§ **WHAT TO DO**
For any picture in the lines below, please leave it out and copy the rest exactly.

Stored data
_____

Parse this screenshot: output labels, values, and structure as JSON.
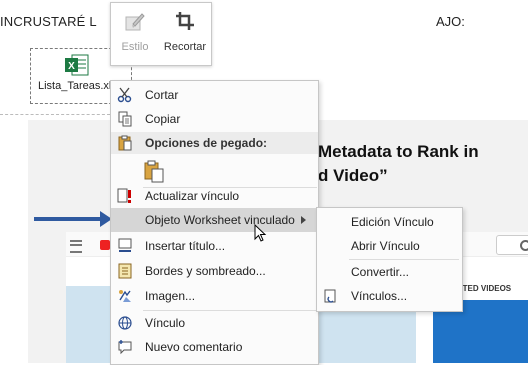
{
  "document": {
    "heading_text": "INCRUSTARÉ L",
    "heading_text_right": "AJO:",
    "embedded_file_label": "Lista_Tareas.xl"
  },
  "mini_toolbar": {
    "buttons": [
      {
        "label": "Estilo",
        "icon": "style-brush-icon",
        "enabled": false
      },
      {
        "label": "Recortar",
        "icon": "crop-icon",
        "enabled": true
      }
    ]
  },
  "context_menu": {
    "items": [
      {
        "label": "Cortar",
        "icon": "scissors-icon"
      },
      {
        "label": "Copiar",
        "icon": "copy-icon"
      },
      {
        "label": "Opciones de pegado:",
        "icon": "clipboard-icon",
        "is_header": true
      },
      {
        "label": "",
        "icon": "paste-picture-icon"
      },
      {
        "label": "Actualizar vínculo",
        "icon": "update-link-icon"
      },
      {
        "label": "Objeto Worksheet vinculado",
        "icon": "",
        "has_submenu": true,
        "highlighted": true
      },
      {
        "label": "Insertar título...",
        "icon": "insert-caption-icon"
      },
      {
        "label": "Bordes y sombreado...",
        "icon": "borders-icon"
      },
      {
        "label": "Imagen...",
        "icon": "format-picture-icon"
      },
      {
        "label": "Vínculo",
        "icon": "hyperlink-icon"
      },
      {
        "label": "Nuevo comentario",
        "icon": "new-comment-icon"
      }
    ]
  },
  "submenu": {
    "items": [
      {
        "label": "Edición  Vínculo"
      },
      {
        "label": "Abrir  Vínculo"
      },
      {
        "label": "Convertir..."
      },
      {
        "label": "Vínculos...",
        "icon": "links-icon"
      }
    ]
  },
  "background": {
    "headline_line1": "Metadata to Rank in",
    "headline_line2": "d Video”",
    "side_label": "ESTED VIDEOS"
  },
  "colors": {
    "arrow": "#2f5aa0",
    "excel_green": "#1d7a43",
    "highlight": "#d6d6d6",
    "blue_block": "#1f73c7"
  }
}
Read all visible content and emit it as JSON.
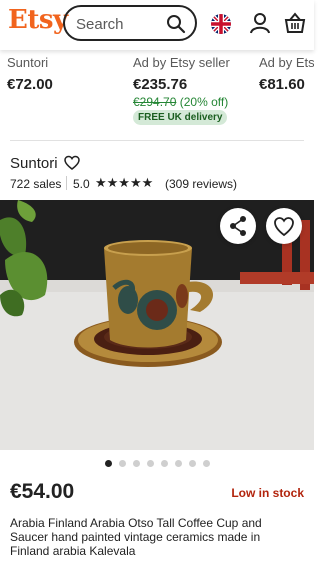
{
  "header": {
    "logo": "Etsy",
    "search_placeholder": "Search",
    "icons": [
      "search-icon",
      "uk-flag-icon",
      "user-icon",
      "basket-icon"
    ]
  },
  "related": [
    {
      "seller": "Suntori",
      "price": "€72.00"
    },
    {
      "seller": "Ad by Etsy seller",
      "price": "€235.76",
      "original_price": "€294.70",
      "discount": "(20% off)",
      "badge": "FREE UK delivery"
    },
    {
      "seller": "Ad by Ets",
      "price": "€81.60"
    }
  ],
  "shop": {
    "name": "Suntori",
    "sales": "722 sales",
    "rating": "5.0",
    "stars": "★★★★★",
    "reviews": "(309 reviews)"
  },
  "gallery": {
    "total_images": 8,
    "active_index": 0
  },
  "listing": {
    "price": "€54.00",
    "stock": "Low in stock",
    "title": "Arabia Finland Arabia Otso Tall Coffee Cup and Saucer hand painted vintage ceramics made in Finland arabia Kalevala"
  },
  "colors": {
    "brand": "#f1641e",
    "sale_green": "#258635",
    "stock_red": "#b2240d"
  }
}
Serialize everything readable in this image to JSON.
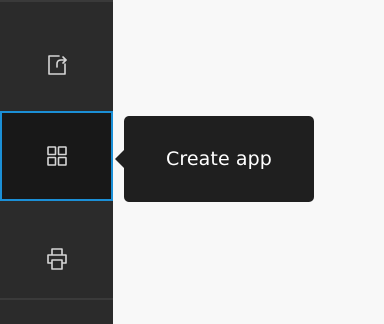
{
  "sidebar": {
    "items": [
      {
        "icon": "share-icon",
        "active": false
      },
      {
        "icon": "grid-apps-icon",
        "active": true
      },
      {
        "icon": "printer-icon",
        "active": false
      }
    ]
  },
  "tooltip": {
    "label": "Create app"
  },
  "colors": {
    "sidebar_bg": "#2b2b2b",
    "active_bg": "#181818",
    "active_border": "#1b8fd6",
    "icon": "#d6d6d6",
    "tooltip_bg": "#1f1f1f",
    "canvas_bg": "#f8f8f8"
  }
}
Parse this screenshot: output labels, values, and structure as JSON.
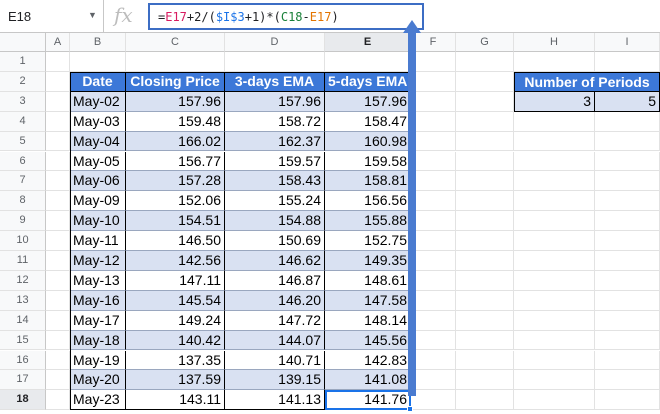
{
  "formula_bar": {
    "name_box": "E18",
    "fx_symbol": "fx",
    "formula_parts": [
      "=",
      "E17",
      "+2/(",
      "$I$3",
      "+1)*(",
      "C18",
      "-",
      "E17",
      ")"
    ]
  },
  "columns": [
    "A",
    "B",
    "C",
    "D",
    "E",
    "F",
    "G",
    "H",
    "I"
  ],
  "rows": [
    "1",
    "2",
    "3",
    "4",
    "5",
    "6",
    "7",
    "8",
    "9",
    "10",
    "11",
    "12",
    "13",
    "14",
    "15",
    "16",
    "17",
    "18"
  ],
  "table": {
    "headers": [
      "Date",
      "Closing Price",
      "3-days EMA",
      "5-days EMA"
    ],
    "rows": [
      [
        "May-02",
        "157.96",
        "157.96",
        "157.96"
      ],
      [
        "May-03",
        "159.48",
        "158.72",
        "158.47"
      ],
      [
        "May-04",
        "166.02",
        "162.37",
        "160.98"
      ],
      [
        "May-05",
        "156.77",
        "159.57",
        "159.58"
      ],
      [
        "May-06",
        "157.28",
        "158.43",
        "158.81"
      ],
      [
        "May-09",
        "152.06",
        "155.24",
        "156.56"
      ],
      [
        "May-10",
        "154.51",
        "154.88",
        "155.88"
      ],
      [
        "May-11",
        "146.50",
        "150.69",
        "152.75"
      ],
      [
        "May-12",
        "142.56",
        "146.62",
        "149.35"
      ],
      [
        "May-13",
        "147.11",
        "146.87",
        "148.61"
      ],
      [
        "May-16",
        "145.54",
        "146.20",
        "147.58"
      ],
      [
        "May-17",
        "149.24",
        "147.72",
        "148.14"
      ],
      [
        "May-18",
        "140.42",
        "144.07",
        "145.56"
      ],
      [
        "May-19",
        "137.35",
        "140.71",
        "142.83"
      ],
      [
        "May-20",
        "137.59",
        "139.15",
        "141.08"
      ],
      [
        "May-23",
        "143.11",
        "141.13",
        "141.76"
      ]
    ]
  },
  "periods": {
    "header": "Number of Periods",
    "values": [
      "3",
      "5"
    ]
  },
  "colors": {
    "header_fill": "#3c78d8",
    "band_fill": "#d9e1f2",
    "selection": "#1a73e8",
    "arrow": "#4a7bd0"
  }
}
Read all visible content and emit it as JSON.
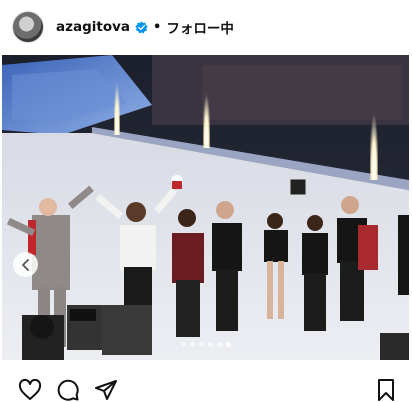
{
  "post_header": {
    "username": "azagitova",
    "separator": "•",
    "follow_state": "フォロー中"
  },
  "carousel": {
    "slide_count": 6,
    "active_index": 5
  },
  "colors": {
    "verified_badge": "#0095f6",
    "text": "#111111",
    "background": "#ffffff"
  },
  "icons": {
    "like": "heart-outline",
    "comment": "speech-bubble-outline",
    "share": "paper-plane-outline",
    "save": "bookmark-outline",
    "carousel_prev": "chevron-left"
  }
}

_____

§ **RESULT OF THIS TASK**
Parse this screenshot: output labels, values, and structure as JSON.
{
  "document": {
    "heading_text": "INCRUSTARÉ L",
    "heading_text_right": "AJO:",
    "embedded_file_label": "Lista_Tareas.xl"
  },
  "mini_toolbar": {
    "buttons": [
      {
        "label": "Estilo",
        "icon": "style-brush-icon",
        "enabled": false
      },
      {
        "label": "Recortar",
        "icon": "crop-icon",
        "enabled": true
      }
    ]
  },
  "context_menu": {
    "items": [
      {
        "label": "Cortar",
        "icon": "scissors-icon"
      },
      {
        "label": "Copiar",
        "icon": "copy-icon"
      },
      {
        "label": "Opciones de pegado:",
        "icon": "clipboard-icon",
        "is_header": true
      },
      {
        "label": "",
        "icon": "paste-picture-icon"
      },
      {
        "label": "Actualizar vínculo",
        "icon": "update-link-icon"
      },
      {
        "label": "Objeto Worksheet vinculado",
        "icon": "",
        "has_submenu": true,
        "highlighted": true
      },
      {
        "label": "Insertar título...",
        "icon": "insert-caption-icon"
      },
      {
        "label": "Bordes y sombreado...",
        "icon": "borders-icon"
      },
      {
        "label": "Imagen...",
        "icon": "format-picture-icon"
      },
      {
        "label": "Vínculo",
        "icon": "hyperlink-icon"
      },
      {
        "label": "Nuevo comentario",
        "icon": "new-comment-icon"
      }
    ]
  },
  "submenu": {
    "items": [
      {
        "label": "Edición  Vínculo"
      },
      {
        "label": "Abrir  Vínculo"
      },
      {
        "label": "Convertir..."
      },
      {
        "label": "Vínculos...",
        "icon": "links-icon"
      }
    ]
  },
  "background": {
    "headline_line1": "Metadata to Rank in",
    "headline_line2": "d Video”",
    "side_label": "ESTED VIDEOS"
  },
  "colors": {
    "arrow": "#2f5aa0",
    "excel_green": "#1d7a43",
    "highlight": "#d6d6d6",
    "blue_block": "#1f73c7"
  }
}
Read all visible content and emit it as JSON.
{
  "header": {
    "logo": "Etsy",
    "search_placeholder": "Search",
    "icons": [
      "search-icon",
      "uk-flag-icon",
      "user-icon",
      "basket-icon"
    ]
  },
  "related": [
    {
      "seller": "Suntori",
      "price": "€72.00"
    },
    {
      "seller": "Ad by Etsy seller",
      "price": "€235.76",
      "original_price": "€294.70",
      "discount": "(20% off)",
      "badge": "FREE UK delivery"
    },
    {
      "seller": "Ad by Ets",
      "price": "€81.60"
    }
  ],
  "shop": {
    "name": "Suntori",
    "sales": "722 sales",
    "rating": "5.0",
    "stars": "★★★★★",
    "reviews": "(309 reviews)"
  },
  "gallery": {
    "total_images": 8,
    "active_index": 0
  },
  "listing": {
    "price": "€54.00",
    "stock": "Low in stock",
    "title": "Arabia Finland Arabia Otso Tall Coffee Cup and Saucer hand painted vintage ceramics made in Finland arabia Kalevala"
  },
  "colors": {
    "brand": "#f1641e",
    "sale_green": "#258635",
    "stock_red": "#b2240d"
  }
}
Serialize everything readable in this image to JSON.
{
  "sidebar": {
    "items": [
      {
        "icon": "share-icon",
        "active": false
      },
      {
        "icon": "grid-apps-icon",
        "active": true
      },
      {
        "icon": "printer-icon",
        "active": false
      }
    ]
  },
  "tooltip": {
    "label": "Create app"
  },
  "colors": {
    "sidebar_bg": "#2b2b2b",
    "active_bg": "#181818",
    "active_border": "#1b8fd6",
    "icon": "#d6d6d6",
    "tooltip_bg": "#1f1f1f",
    "canvas_bg": "#f8f8f8"
  }
}
Parse this screenshot: output labels, values, and structure as JSON.
{
  "formula_bar": {
    "name_box": "E18",
    "fx_symbol": "fx",
    "formula_parts": [
      "=",
      "E17",
      "+2/(",
      "$I$3",
      "+1)*(",
      "C18",
      "-",
      "E17",
      ")"
    ]
  },
  "columns": [
    "A",
    "B",
    "C",
    "D",
    "E",
    "F",
    "G",
    "H",
    "I"
  ],
  "rows": [
    "1",
    "2",
    "3",
    "4",
    "5",
    "6",
    "7",
    "8",
    "9",
    "10",
    "11",
    "12",
    "13",
    "14",
    "15",
    "16",
    "17",
    "18"
  ],
  "table": {
    "headers": [
      "Date",
      "Closing Price",
      "3-days EMA",
      "5-days EMA"
    ],
    "rows": [
      [
        "May-02",
        "157.96",
        "157.96",
        "157.96"
      ],
      [
        "May-03",
        "159.48",
        "158.72",
        "158.47"
      ],
      [
        "May-04",
        "166.02",
        "162.37",
        "160.98"
      ],
      [
        "May-05",
        "156.77",
        "159.57",
        "159.58"
      ],
      [
        "May-06",
        "157.28",
        "158.43",
        "158.81"
      ],
      [
        "May-09",
        "152.06",
        "155.24",
        "156.56"
      ],
      [
        "May-10",
        "154.51",
        "154.88",
        "155.88"
      ],
      [
        "May-11",
        "146.50",
        "150.69",
        "152.75"
      ],
      [
        "May-12",
        "142.56",
        "146.62",
        "149.35"
      ],
      [
        "May-13",
        "147.11",
        "146.87",
        "148.61"
      ],
      [
        "May-16",
        "145.54",
        "146.20",
        "147.58"
      ],
      [
        "May-17",
        "149.24",
        "147.72",
        "148.14"
      ],
      [
        "May-18",
        "140.42",
        "144.07",
        "145.56"
      ],
      [
        "May-19",
        "137.35",
        "140.71",
        "142.83"
      ],
      [
        "May-20",
        "137.59",
        "139.15",
        "141.08"
      ],
      [
        "May-23",
        "143.11",
        "141.13",
        "141.76"
      ]
    ]
  },
  "periods": {
    "header": "Number of Periods",
    "values": [
      "3",
      "5"
    ]
  },
  "colors": {
    "header_fill": "#3c78d8",
    "band_fill": "#d9e1f2",
    "selection": "#1a73e8",
    "arrow": "#4a7bd0"
  }
}
Read all visible content and emit it as JSON.
{
  "post_header": {
    "username": "azagitova",
    "separator": "•",
    "follow_state": "フォロー中"
  },
  "carousel": {
    "slide_count": 6,
    "active_index": 5
  },
  "colors": {
    "verified_badge": "#0095f6",
    "text": "#111111",
    "background": "#ffffff"
  },
  "icons": {
    "like": "heart-outline",
    "comment": "speech-bubble-outline",
    "share": "paper-plane-outline",
    "save": "bookmark-outline",
    "carousel_prev": "chevron-left"
  }
}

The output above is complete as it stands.